- Tracks: Depending on the level of your Track Production building (which can be upgraded), you can lay down a certain number of tracks to different cities. Tracks are not cheap, so do not do what I did and buy some without considering what they connect to. I eventually used a third track to connect to a good that was needed in my host city, and I kept my other trains on short routes until my cash could be built up.
The game has plenty of issues, however. Lag, even on a powerful gaming rig, is a problem. The game is developed in Flash and will often lock up on a loading screen or will leave you hanging without access to certain areas. It's been in beta for a while now, but the developers continue to allow the purchase of virtual cash that can be used to speed up upgrades. Normally a game like Rail Nation is perfect for leaving on a separate monitor or tab while checking emails or performing other tasks, but the lag makes the game sometimes unplayable for those purposes. Perhaps a server upgrade or code tweak will smooth the game out.
The in-game chat is basically worthless as well. It updated at odd intervals, leaving all of my newbie questions unanswered. It's a shame when chat boxes are so wonky because chat is often the easiest way to find an answer to a question or to find players to play with.
The game is relatively complicated for newbies, as well. It's easy to make a mistake or to get lost in an attempt at perfect routes. My suggestion is to take it slowly and to keep two games running on two different servers.
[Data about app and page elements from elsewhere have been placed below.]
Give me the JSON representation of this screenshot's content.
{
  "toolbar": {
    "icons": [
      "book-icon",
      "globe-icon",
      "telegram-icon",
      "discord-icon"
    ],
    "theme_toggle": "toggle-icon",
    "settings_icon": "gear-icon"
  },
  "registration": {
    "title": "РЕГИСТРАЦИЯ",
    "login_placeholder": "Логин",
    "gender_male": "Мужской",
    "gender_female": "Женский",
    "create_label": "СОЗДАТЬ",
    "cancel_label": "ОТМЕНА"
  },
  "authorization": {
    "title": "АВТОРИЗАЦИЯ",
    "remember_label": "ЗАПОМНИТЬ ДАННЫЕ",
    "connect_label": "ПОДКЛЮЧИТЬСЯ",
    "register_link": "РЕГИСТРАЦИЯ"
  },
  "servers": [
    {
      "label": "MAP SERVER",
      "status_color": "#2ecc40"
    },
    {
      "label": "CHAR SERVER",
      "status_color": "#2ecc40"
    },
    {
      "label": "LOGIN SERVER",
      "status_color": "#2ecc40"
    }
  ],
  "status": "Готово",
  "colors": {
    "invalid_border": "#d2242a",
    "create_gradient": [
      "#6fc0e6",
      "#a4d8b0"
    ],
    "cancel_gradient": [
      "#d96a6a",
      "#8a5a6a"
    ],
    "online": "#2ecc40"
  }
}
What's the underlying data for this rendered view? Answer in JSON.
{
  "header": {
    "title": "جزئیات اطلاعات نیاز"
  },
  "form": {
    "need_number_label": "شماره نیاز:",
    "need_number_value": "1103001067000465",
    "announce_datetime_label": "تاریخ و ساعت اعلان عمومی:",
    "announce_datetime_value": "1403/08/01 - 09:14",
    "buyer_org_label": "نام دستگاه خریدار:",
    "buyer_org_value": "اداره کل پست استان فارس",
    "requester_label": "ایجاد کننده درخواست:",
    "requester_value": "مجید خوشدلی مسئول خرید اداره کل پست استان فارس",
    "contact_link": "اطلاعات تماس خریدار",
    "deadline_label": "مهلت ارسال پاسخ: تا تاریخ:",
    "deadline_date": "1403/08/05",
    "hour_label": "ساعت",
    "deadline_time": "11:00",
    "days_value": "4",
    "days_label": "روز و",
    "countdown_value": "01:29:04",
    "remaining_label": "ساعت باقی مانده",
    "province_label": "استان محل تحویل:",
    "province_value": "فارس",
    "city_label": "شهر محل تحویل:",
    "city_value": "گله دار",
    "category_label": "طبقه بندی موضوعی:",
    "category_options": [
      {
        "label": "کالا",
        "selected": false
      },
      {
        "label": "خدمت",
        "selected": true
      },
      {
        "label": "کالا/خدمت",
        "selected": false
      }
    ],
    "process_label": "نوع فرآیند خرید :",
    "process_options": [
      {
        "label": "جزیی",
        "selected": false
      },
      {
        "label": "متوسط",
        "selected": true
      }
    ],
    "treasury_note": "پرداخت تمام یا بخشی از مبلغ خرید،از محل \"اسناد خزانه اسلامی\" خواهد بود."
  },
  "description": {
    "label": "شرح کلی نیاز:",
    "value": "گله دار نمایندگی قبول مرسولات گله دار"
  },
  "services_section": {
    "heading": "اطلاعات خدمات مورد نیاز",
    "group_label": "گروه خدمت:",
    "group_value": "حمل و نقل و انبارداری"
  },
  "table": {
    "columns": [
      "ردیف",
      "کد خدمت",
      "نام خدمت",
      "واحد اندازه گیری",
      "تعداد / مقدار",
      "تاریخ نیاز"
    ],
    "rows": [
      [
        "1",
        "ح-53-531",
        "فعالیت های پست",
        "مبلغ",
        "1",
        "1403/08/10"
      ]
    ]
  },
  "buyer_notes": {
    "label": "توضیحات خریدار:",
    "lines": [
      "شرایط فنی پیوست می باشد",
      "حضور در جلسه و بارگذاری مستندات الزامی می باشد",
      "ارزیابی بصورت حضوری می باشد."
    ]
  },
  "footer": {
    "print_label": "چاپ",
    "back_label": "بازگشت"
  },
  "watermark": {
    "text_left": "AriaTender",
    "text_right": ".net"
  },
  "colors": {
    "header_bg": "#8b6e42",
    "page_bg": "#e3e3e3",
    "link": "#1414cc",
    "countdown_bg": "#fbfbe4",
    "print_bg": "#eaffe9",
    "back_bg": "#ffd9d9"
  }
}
Use one of the games for experimenting and the other one for "serious" play.
If you like miniature railroad-centric, puzzle-ish gameplay or MMOs that are trying something different, try Rail Nation. Just remember that it is in testing and load times and lag will be a frustrating recurrence.
Each week in MMObility, Beau Hindman dives into the murky waters of the most accessible and travel-friendly games around, including browser-based and smartphone MMOs. Join him as he investigates the best, worst, and most daring games to hit the smallest devices! Email him suggestions, or follow him on Twitter and Facebook.